(Data records for software interfaces)
:::::
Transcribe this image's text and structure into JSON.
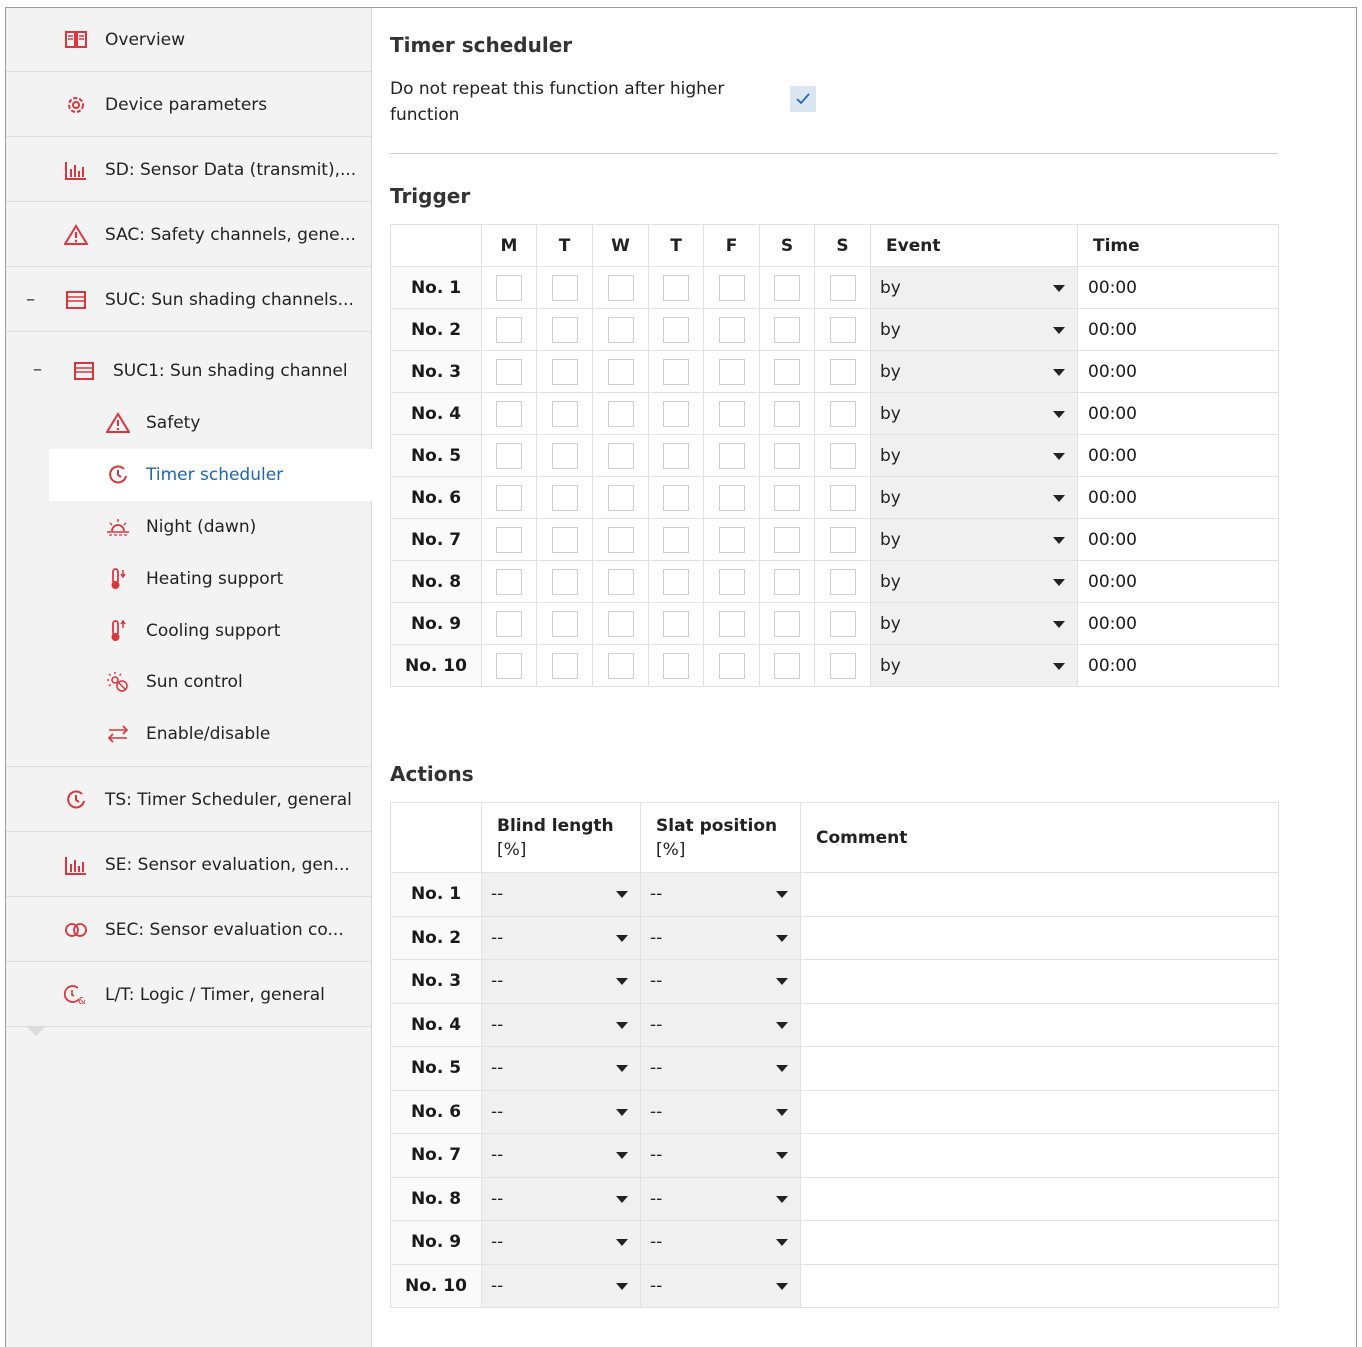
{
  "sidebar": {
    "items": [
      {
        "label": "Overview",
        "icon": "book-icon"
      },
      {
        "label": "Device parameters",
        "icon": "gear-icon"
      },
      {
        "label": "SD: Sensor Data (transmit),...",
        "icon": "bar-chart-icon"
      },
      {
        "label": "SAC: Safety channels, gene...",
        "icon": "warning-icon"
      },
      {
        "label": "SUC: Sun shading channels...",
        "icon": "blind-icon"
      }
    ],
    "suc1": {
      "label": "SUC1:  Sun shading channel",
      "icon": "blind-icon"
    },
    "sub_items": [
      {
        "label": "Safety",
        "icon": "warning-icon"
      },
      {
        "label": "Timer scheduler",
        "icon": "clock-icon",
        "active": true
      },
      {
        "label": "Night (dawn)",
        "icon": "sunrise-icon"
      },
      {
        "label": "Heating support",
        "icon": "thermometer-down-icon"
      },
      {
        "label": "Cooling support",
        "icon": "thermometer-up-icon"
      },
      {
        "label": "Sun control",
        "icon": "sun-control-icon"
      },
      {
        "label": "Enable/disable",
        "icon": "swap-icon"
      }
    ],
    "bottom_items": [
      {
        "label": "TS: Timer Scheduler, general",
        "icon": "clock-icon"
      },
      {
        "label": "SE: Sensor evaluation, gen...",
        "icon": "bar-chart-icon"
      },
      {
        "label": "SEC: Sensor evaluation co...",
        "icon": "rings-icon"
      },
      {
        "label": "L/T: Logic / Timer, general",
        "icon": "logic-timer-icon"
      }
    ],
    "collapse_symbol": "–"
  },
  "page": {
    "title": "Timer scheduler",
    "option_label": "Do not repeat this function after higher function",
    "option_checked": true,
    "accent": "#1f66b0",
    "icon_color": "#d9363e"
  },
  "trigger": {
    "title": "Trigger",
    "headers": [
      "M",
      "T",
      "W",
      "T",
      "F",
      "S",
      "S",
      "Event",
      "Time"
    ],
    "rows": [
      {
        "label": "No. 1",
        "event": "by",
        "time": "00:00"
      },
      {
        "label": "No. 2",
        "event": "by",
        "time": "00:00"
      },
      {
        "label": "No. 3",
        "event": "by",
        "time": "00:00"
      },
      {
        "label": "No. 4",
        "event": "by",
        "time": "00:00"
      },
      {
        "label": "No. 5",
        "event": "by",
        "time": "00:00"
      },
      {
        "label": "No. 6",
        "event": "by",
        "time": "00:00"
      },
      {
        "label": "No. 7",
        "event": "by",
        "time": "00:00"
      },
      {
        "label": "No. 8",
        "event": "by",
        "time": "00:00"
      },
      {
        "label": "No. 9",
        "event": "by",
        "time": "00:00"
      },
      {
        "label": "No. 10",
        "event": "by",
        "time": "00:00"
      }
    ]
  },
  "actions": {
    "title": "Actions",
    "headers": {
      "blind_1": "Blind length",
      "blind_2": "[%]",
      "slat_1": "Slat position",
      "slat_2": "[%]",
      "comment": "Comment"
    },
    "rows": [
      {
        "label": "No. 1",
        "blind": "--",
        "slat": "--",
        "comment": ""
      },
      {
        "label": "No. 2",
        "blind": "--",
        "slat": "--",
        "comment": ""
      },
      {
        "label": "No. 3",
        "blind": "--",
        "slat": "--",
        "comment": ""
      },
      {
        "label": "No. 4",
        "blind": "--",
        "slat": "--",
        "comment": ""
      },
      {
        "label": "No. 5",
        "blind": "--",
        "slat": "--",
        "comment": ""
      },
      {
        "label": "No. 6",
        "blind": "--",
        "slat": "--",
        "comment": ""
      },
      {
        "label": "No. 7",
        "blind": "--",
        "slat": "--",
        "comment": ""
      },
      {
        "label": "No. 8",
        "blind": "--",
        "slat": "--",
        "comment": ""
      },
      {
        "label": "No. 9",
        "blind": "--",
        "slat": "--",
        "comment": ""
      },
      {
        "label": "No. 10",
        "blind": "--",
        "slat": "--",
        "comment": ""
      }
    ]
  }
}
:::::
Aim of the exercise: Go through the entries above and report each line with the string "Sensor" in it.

Written reply:
        "label": "SD: Sensor Data (transmit),...",
        "label": "SE: Sensor evaluation, gen...",
        "label": "SEC: Sensor evaluation co...",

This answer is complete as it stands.